◆ What to produce: The response must contain every line from the records below that has "label".

◆ Page and application data records:

---

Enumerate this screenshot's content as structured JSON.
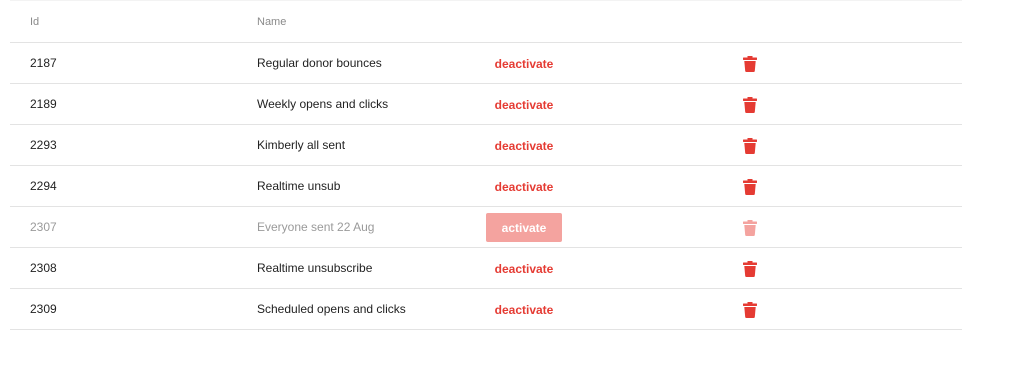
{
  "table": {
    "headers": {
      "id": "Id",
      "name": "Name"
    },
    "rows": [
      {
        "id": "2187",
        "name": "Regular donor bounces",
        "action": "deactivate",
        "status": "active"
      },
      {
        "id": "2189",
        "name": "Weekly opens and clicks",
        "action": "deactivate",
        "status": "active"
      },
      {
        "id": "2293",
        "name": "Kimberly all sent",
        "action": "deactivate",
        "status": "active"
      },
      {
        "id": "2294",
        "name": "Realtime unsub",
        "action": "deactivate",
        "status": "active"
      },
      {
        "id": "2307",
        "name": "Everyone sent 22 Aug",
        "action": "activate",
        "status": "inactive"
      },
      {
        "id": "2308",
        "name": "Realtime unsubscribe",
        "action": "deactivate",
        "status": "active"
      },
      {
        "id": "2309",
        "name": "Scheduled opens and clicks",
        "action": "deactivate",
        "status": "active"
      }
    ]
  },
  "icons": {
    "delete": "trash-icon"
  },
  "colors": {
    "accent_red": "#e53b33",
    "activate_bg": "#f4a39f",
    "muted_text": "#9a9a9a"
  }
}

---

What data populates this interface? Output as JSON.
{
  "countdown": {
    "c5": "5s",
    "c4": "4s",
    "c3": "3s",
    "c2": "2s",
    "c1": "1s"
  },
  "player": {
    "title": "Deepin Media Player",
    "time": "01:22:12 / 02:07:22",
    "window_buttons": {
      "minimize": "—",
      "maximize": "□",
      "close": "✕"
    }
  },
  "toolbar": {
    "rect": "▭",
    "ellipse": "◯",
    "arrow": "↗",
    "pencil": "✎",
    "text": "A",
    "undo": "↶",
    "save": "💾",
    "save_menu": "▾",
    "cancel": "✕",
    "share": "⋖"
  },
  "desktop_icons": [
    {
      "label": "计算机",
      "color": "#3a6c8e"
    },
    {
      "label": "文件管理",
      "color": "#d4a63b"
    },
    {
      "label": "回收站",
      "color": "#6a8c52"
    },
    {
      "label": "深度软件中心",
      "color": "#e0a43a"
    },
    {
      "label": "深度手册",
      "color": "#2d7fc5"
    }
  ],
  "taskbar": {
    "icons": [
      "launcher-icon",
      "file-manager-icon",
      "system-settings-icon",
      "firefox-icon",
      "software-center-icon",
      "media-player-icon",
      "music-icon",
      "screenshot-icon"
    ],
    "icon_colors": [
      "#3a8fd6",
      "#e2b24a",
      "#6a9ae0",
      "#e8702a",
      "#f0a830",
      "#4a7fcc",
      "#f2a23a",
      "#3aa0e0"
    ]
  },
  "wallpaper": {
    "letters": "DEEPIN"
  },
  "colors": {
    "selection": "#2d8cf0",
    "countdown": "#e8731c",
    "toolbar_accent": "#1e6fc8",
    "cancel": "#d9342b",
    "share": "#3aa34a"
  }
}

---

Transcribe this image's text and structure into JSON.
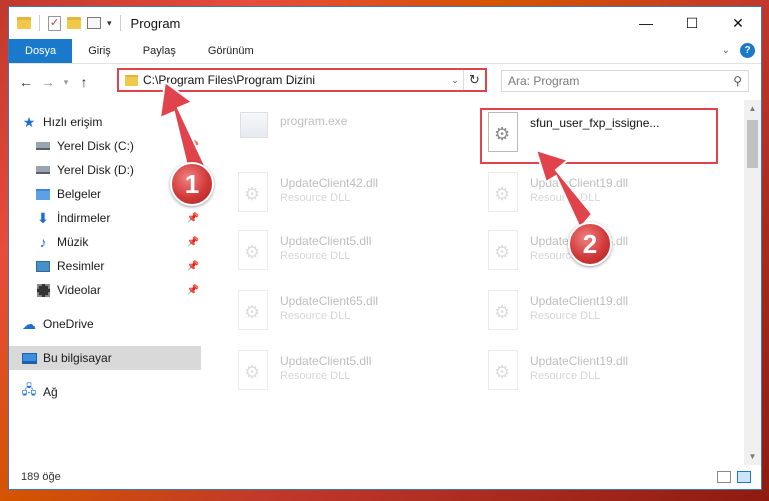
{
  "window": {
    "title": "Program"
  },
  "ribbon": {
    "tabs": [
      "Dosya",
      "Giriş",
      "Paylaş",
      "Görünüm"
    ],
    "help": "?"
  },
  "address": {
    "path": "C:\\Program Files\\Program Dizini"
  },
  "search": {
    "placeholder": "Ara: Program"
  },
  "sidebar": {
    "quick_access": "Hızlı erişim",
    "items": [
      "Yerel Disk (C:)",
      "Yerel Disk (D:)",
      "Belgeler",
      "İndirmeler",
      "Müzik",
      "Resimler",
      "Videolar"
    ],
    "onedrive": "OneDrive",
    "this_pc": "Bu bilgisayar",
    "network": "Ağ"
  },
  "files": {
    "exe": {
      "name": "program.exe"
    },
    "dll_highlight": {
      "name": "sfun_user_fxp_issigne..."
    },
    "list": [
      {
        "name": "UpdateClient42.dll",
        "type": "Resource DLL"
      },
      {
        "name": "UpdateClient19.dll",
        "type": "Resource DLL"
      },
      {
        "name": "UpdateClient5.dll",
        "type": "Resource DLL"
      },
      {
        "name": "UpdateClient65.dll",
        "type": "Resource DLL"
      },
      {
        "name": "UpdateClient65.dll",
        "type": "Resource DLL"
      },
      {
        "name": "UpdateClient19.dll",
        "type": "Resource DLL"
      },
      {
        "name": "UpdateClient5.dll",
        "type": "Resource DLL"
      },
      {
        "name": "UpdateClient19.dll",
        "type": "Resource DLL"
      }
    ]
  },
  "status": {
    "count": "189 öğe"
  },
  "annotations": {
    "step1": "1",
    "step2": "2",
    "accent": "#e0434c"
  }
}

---

◆ Answer to this exercise:
      "label": "计算机",
      "label": "文件管理",
      "label": "回收站",
      "label": "深度软件中心",
      "label": "深度手册",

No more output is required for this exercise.